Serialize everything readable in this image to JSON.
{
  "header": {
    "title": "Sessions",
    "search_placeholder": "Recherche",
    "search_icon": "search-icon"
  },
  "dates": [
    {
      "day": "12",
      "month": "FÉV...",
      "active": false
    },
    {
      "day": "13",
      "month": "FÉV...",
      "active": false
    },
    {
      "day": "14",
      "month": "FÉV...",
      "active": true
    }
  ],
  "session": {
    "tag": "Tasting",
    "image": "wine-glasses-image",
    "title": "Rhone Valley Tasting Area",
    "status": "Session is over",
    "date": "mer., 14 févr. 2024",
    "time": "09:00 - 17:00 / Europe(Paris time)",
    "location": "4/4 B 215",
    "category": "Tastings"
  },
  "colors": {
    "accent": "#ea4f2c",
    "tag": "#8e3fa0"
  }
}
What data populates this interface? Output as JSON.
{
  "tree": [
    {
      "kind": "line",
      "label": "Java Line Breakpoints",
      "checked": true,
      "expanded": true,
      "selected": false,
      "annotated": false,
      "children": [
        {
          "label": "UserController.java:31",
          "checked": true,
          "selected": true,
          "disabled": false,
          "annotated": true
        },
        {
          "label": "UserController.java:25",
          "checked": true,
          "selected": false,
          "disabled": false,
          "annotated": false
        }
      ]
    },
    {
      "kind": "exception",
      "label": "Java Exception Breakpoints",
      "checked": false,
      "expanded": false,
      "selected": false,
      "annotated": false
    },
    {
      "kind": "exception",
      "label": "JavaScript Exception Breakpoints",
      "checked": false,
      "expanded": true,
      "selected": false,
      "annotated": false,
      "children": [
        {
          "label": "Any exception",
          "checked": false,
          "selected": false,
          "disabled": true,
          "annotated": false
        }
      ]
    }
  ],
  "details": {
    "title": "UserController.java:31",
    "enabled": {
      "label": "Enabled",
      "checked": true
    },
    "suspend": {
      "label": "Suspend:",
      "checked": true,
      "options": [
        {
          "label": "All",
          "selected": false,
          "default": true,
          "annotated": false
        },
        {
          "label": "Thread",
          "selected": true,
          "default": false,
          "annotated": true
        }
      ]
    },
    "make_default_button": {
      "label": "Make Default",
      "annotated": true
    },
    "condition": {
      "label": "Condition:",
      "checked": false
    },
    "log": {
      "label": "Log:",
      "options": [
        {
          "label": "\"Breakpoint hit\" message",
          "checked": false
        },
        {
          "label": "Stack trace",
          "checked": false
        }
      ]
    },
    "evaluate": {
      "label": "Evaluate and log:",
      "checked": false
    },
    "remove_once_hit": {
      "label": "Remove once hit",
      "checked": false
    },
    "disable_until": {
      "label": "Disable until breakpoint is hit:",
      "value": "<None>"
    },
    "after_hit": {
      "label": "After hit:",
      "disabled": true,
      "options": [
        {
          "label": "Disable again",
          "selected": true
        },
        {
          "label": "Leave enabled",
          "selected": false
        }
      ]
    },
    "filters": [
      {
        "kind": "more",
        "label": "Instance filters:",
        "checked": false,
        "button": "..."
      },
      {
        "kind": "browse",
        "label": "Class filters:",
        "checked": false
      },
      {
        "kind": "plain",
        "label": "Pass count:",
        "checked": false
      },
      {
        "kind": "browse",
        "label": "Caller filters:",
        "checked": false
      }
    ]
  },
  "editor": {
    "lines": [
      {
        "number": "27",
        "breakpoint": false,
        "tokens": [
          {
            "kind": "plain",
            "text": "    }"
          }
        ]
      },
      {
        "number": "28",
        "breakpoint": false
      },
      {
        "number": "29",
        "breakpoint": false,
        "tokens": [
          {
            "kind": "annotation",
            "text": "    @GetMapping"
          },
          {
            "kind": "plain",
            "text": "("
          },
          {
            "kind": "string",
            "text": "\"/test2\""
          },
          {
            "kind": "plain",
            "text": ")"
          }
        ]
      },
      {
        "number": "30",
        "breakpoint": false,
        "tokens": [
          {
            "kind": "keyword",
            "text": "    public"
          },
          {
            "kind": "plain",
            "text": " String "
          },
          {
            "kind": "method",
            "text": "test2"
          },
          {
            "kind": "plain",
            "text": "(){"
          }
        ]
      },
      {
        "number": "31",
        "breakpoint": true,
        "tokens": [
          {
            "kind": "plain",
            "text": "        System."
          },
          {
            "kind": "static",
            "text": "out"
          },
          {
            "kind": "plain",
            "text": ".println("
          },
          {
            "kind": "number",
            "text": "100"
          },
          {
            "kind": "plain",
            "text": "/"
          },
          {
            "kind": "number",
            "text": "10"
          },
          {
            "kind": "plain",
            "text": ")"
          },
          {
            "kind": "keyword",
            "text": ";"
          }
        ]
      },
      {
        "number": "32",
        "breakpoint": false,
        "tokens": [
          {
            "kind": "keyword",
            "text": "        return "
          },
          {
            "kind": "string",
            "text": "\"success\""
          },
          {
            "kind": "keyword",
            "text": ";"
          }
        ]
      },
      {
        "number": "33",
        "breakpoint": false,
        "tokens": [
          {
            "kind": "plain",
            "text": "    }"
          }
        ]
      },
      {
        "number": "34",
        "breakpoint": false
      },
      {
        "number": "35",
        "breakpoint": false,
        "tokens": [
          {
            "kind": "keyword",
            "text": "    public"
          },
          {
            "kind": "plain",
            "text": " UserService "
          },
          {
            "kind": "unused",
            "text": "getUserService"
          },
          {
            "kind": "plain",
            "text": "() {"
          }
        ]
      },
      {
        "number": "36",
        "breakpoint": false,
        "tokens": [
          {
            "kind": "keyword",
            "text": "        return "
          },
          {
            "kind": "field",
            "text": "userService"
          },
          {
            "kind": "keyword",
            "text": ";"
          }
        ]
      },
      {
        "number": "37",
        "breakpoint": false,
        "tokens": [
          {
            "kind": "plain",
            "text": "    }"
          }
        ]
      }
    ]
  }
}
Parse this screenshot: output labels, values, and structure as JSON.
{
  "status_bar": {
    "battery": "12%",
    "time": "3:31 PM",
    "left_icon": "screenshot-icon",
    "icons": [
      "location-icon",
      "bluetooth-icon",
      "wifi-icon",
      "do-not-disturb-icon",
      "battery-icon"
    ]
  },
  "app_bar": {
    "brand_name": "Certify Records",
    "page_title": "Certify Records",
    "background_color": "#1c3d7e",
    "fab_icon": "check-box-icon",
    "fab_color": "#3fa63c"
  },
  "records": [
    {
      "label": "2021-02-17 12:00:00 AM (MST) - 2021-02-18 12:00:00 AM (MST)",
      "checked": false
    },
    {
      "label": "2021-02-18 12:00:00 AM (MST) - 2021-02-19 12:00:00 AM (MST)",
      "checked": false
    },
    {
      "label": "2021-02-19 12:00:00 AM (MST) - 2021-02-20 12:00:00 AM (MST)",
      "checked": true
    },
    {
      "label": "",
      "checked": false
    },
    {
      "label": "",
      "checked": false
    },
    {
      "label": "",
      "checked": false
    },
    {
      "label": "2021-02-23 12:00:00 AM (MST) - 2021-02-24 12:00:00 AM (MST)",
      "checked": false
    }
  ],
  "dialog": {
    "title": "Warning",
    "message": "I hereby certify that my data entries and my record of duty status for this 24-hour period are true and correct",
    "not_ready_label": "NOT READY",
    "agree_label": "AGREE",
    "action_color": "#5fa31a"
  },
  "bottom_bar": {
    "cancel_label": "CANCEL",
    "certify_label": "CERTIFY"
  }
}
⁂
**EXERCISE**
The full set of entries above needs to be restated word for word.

**WRITTEN RESPONSE**
Serialize everything readable in this image to JSON.
{
  "header": {
    "title": "Sessions",
    "search_placeholder": "Recherche",
    "search_icon": "search-icon"
  },
  "dates": [
    {
      "day": "12",
      "month": "FÉV...",
      "active": false
    },
    {
      "day": "13",
      "month": "FÉV...",
      "active": false
    },
    {
      "day": "14",
      "month": "FÉV...",
      "active": true
    }
  ],
  "session": {
    "tag": "Tasting",
    "image": "wine-glasses-image",
    "title": "Rhone Valley Tasting Area",
    "status": "Session is over",
    "date": "mer., 14 févr. 2024",
    "time": "09:00 - 17:00 / Europe(Paris time)",
    "location": "4/4 B 215",
    "category": "Tastings"
  },
  "colors": {
    "accent": "#ea4f2c",
    "tag": "#8e3fa0"
  }
}
What data populates this interface? Output as JSON.
{
  "tree": [
    {
      "kind": "line",
      "label": "Java Line Breakpoints",
      "checked": true,
      "expanded": true,
      "selected": false,
      "annotated": false,
      "children": [
        {
          "label": "UserController.java:31",
          "checked": true,
          "selected": true,
          "disabled": false,
          "annotated": true
        },
        {
          "label": "UserController.java:25",
          "checked": true,
          "selected": false,
          "disabled": false,
          "annotated": false
        }
      ]
    },
    {
      "kind": "exception",
      "label": "Java Exception Breakpoints",
      "checked": false,
      "expanded": false,
      "selected": false,
      "annotated": false
    },
    {
      "kind": "exception",
      "label": "JavaScript Exception Breakpoints",
      "checked": false,
      "expanded": true,
      "selected": false,
      "annotated": false,
      "children": [
        {
          "label": "Any exception",
          "checked": false,
          "selected": false,
          "disabled": true,
          "annotated": false
        }
      ]
    }
  ],
  "details": {
    "title": "UserController.java:31",
    "enabled": {
      "label": "Enabled",
      "checked": true
    },
    "suspend": {
      "label": "Suspend:",
      "checked": true,
      "options": [
        {
          "label": "All",
          "selected": false,
          "default": true,
          "annotated": false
        },
        {
          "label": "Thread",
          "selected": true,
          "default": false,
          "annotated": true
        }
      ]
    },
    "make_default_button": {
      "label": "Make Default",
      "annotated": true
    },
    "condition": {
      "label": "Condition:",
      "checked": false
    },
    "log": {
      "label": "Log:",
      "options": [
        {
          "label": "\"Breakpoint hit\" message",
          "checked": false
        },
        {
          "label": "Stack trace",
          "checked": false
        }
      ]
    },
    "evaluate": {
      "label": "Evaluate and log:",
      "checked": false
    },
    "remove_once_hit": {
      "label": "Remove once hit",
      "checked": false
    },
    "disable_until": {
      "label": "Disable until breakpoint is hit:",
      "value": "<None>"
    },
    "after_hit": {
      "label": "After hit:",
      "disabled": true,
      "options": [
        {
          "label": "Disable again",
          "selected": true
        },
        {
          "label": "Leave enabled",
          "selected": false
        }
      ]
    },
    "filters": [
      {
        "kind": "more",
        "label": "Instance filters:",
        "checked": false,
        "button": "..."
      },
      {
        "kind": "browse",
        "label": "Class filters:",
        "checked": false
      },
      {
        "kind": "plain",
        "label": "Pass count:",
        "checked": false
      },
      {
        "kind": "browse",
        "label": "Caller filters:",
        "checked": false
      }
    ]
  },
  "editor": {
    "lines": [
      {
        "number": "27",
        "breakpoint": false,
        "tokens": [
          {
            "kind": "plain",
            "text": "    }"
          }
        ]
      },
      {
        "number": "28",
        "breakpoint": false
      },
      {
        "number": "29",
        "breakpoint": false,
        "tokens": [
          {
            "kind": "annotation",
            "text": "    @GetMapping"
          },
          {
            "kind": "plain",
            "text": "("
          },
          {
            "kind": "string",
            "text": "\"/test2\""
          },
          {
            "kind": "plain",
            "text": ")"
          }
        ]
      },
      {
        "number": "30",
        "breakpoint": false,
        "tokens": [
          {
            "kind": "keyword",
            "text": "    public"
          },
          {
            "kind": "plain",
            "text": " String "
          },
          {
            "kind": "method",
            "text": "test2"
          },
          {
            "kind": "plain",
            "text": "(){"
          }
        ]
      },
      {
        "number": "31",
        "breakpoint": true,
        "tokens": [
          {
            "kind": "plain",
            "text": "        System."
          },
          {
            "kind": "static",
            "text": "out"
          },
          {
            "kind": "plain",
            "text": ".println("
          },
          {
            "kind": "number",
            "text": "100"
          },
          {
            "kind": "plain",
            "text": "/"
          },
          {
            "kind": "number",
            "text": "10"
          },
          {
            "kind": "plain",
            "text": ")"
          },
          {
            "kind": "keyword",
            "text": ";"
          }
        ]
      },
      {
        "number": "32",
        "breakpoint": false,
        "tokens": [
          {
            "kind": "keyword",
            "text": "        return "
          },
          {
            "kind": "string",
            "text": "\"success\""
          },
          {
            "kind": "keyword",
            "text": ";"
          }
        ]
      },
      {
        "number": "33",
        "breakpoint": false,
        "tokens": [
          {
            "kind": "plain",
            "text": "    }"
          }
        ]
      },
      {
        "number": "34",
        "breakpoint": false
      },
      {
        "number": "35",
        "breakpoint": false,
        "tokens": [
          {
            "kind": "keyword",
            "text": "    public"
          },
          {
            "kind": "plain",
            "text": " UserService "
          },
          {
            "kind": "unused",
            "text": "getUserService"
          },
          {
            "kind": "plain",
            "text": "() {"
          }
        ]
      },
      {
        "number": "36",
        "breakpoint": false,
        "tokens": [
          {
            "kind": "keyword",
            "text": "        return "
          },
          {
            "kind": "field",
            "text": "userService"
          },
          {
            "kind": "keyword",
            "text": ";"
          }
        ]
      },
      {
        "number": "37",
        "breakpoint": false,
        "tokens": [
          {
            "kind": "plain",
            "text": "    }"
          }
        ]
      }
    ]
  }
}
Parse this screenshot: output labels, values, and structure as JSON.
{
  "status_bar": {
    "battery": "12%",
    "time": "3:31 PM",
    "left_icon": "screenshot-icon",
    "icons": [
      "location-icon",
      "bluetooth-icon",
      "wifi-icon",
      "do-not-disturb-icon",
      "battery-icon"
    ]
  },
  "app_bar": {
    "brand_name": "Certify Records",
    "page_title": "Certify Records",
    "background_color": "#1c3d7e",
    "fab_icon": "check-box-icon",
    "fab_color": "#3fa63c"
  },
  "records": [
    {
      "label": "2021-02-17 12:00:00 AM (MST) - 2021-02-18 12:00:00 AM (MST)",
      "checked": false
    },
    {
      "label": "2021-02-18 12:00:00 AM (MST) - 2021-02-19 12:00:00 AM (MST)",
      "checked": false
    },
    {
      "label": "2021-02-19 12:00:00 AM (MST) - 2021-02-20 12:00:00 AM (MST)",
      "checked": true
    },
    {
      "label": "",
      "checked": false
    },
    {
      "label": "",
      "checked": false
    },
    {
      "label": "",
      "checked": false
    },
    {
      "label": "2021-02-23 12:00:00 AM (MST) - 2021-02-24 12:00:00 AM (MST)",
      "checked": false
    }
  ],
  "dialog": {
    "title": "Warning",
    "message": "I hereby certify that my data entries and my record of duty status for this 24-hour period are true and correct",
    "not_ready_label": "NOT READY",
    "agree_label": "AGREE",
    "action_color": "#5fa31a"
  },
  "bottom_bar": {
    "cancel_label": "CANCEL",
    "certify_label": "CERTIFY"
  }
}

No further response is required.